§ Task brief:
Each line holding the word "JSON" must appear in the answer, copied from the entries.

(Dataset entries)
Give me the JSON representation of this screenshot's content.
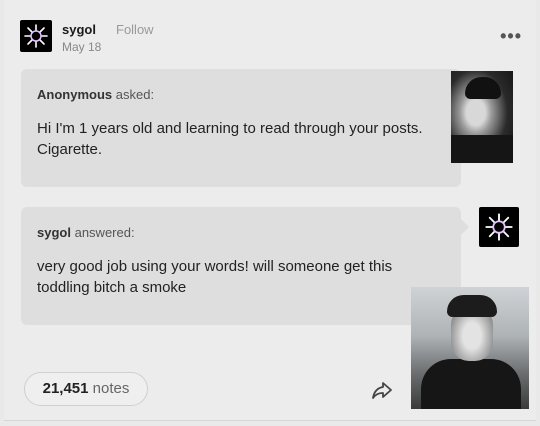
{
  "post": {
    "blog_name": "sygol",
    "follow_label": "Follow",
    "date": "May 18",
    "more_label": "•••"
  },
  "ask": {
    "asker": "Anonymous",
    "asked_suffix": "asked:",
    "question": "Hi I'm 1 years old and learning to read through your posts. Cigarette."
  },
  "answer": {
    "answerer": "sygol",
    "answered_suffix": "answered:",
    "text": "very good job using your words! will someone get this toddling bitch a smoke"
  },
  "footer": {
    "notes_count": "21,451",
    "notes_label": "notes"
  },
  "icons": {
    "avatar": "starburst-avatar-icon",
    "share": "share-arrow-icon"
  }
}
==
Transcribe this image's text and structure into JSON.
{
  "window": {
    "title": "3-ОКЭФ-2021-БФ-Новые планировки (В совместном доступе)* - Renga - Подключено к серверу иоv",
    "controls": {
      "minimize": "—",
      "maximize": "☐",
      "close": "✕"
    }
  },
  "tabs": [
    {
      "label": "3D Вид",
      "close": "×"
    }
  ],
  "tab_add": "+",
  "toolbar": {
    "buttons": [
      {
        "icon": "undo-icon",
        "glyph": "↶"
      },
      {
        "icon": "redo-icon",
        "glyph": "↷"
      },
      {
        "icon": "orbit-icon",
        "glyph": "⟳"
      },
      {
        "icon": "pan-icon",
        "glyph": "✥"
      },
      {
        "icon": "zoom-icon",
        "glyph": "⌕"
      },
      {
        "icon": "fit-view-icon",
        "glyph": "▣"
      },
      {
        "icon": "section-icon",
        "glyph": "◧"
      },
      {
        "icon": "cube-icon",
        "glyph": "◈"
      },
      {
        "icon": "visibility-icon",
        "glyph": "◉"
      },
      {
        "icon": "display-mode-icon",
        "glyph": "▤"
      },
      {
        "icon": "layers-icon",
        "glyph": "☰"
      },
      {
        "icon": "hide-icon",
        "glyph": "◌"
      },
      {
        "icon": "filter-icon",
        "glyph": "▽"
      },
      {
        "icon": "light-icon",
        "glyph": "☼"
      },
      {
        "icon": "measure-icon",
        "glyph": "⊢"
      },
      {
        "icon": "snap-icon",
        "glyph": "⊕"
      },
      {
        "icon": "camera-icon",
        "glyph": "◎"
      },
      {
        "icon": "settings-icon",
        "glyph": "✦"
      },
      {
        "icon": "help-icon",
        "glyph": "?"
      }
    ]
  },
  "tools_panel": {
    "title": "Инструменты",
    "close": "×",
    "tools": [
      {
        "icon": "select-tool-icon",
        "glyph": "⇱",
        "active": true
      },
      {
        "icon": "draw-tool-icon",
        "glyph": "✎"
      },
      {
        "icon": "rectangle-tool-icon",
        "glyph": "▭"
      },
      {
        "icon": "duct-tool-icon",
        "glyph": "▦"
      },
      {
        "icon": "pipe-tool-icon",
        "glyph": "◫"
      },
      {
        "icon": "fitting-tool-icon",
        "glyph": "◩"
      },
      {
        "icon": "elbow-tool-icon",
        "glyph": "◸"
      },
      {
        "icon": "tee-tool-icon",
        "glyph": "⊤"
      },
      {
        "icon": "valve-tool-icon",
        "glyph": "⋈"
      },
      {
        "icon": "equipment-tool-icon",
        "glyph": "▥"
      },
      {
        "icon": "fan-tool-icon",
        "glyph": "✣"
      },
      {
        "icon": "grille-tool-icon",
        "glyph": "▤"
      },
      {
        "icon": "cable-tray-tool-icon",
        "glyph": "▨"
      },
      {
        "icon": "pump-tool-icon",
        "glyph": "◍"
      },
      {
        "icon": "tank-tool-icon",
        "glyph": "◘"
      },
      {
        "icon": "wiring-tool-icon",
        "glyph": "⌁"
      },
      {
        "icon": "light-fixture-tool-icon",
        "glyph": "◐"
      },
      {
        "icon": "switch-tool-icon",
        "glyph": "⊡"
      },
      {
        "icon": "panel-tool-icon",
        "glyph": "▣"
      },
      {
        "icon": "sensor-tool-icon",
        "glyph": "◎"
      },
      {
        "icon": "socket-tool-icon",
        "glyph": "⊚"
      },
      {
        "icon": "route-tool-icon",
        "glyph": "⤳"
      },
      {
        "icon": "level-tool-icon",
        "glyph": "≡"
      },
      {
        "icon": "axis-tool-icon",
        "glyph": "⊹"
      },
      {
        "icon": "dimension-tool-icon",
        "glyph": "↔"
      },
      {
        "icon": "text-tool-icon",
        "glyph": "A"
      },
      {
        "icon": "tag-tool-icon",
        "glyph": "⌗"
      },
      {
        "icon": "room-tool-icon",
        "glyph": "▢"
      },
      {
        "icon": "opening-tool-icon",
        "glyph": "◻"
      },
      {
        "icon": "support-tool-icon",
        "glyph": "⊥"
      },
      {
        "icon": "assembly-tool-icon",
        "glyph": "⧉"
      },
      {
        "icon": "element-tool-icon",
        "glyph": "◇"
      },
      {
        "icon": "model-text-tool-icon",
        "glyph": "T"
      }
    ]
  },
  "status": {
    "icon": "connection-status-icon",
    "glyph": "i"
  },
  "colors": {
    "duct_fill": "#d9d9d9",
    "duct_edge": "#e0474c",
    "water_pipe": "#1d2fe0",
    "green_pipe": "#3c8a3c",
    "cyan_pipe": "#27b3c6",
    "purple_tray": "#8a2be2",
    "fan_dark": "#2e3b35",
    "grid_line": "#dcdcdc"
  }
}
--
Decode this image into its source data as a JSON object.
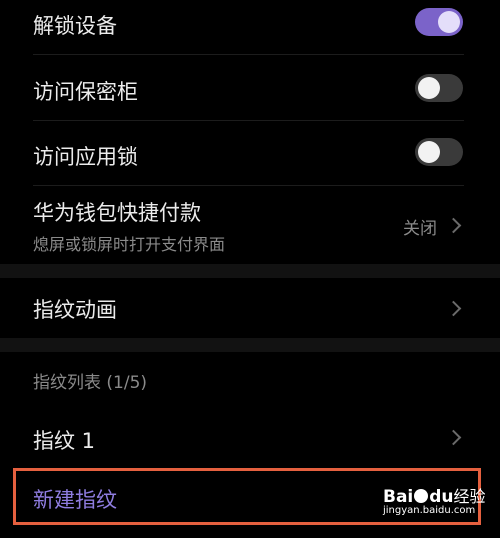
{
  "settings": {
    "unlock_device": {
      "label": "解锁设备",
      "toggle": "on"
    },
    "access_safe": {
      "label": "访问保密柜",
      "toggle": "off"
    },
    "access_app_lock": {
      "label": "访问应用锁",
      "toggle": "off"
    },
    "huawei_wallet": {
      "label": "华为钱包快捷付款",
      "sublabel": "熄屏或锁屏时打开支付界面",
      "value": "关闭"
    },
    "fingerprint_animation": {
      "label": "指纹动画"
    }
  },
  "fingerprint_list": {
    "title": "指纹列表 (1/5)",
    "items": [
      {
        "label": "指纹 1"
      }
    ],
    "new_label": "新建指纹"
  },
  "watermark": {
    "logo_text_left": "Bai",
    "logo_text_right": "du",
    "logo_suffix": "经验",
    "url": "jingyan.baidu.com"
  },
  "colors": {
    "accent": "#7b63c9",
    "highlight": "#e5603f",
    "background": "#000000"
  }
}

§ Solved exercise:
Give me the JSON representation of this screenshot's content.
Transcribe this image's text and structure into JSON.
Decode this image into its source data as a JSON object.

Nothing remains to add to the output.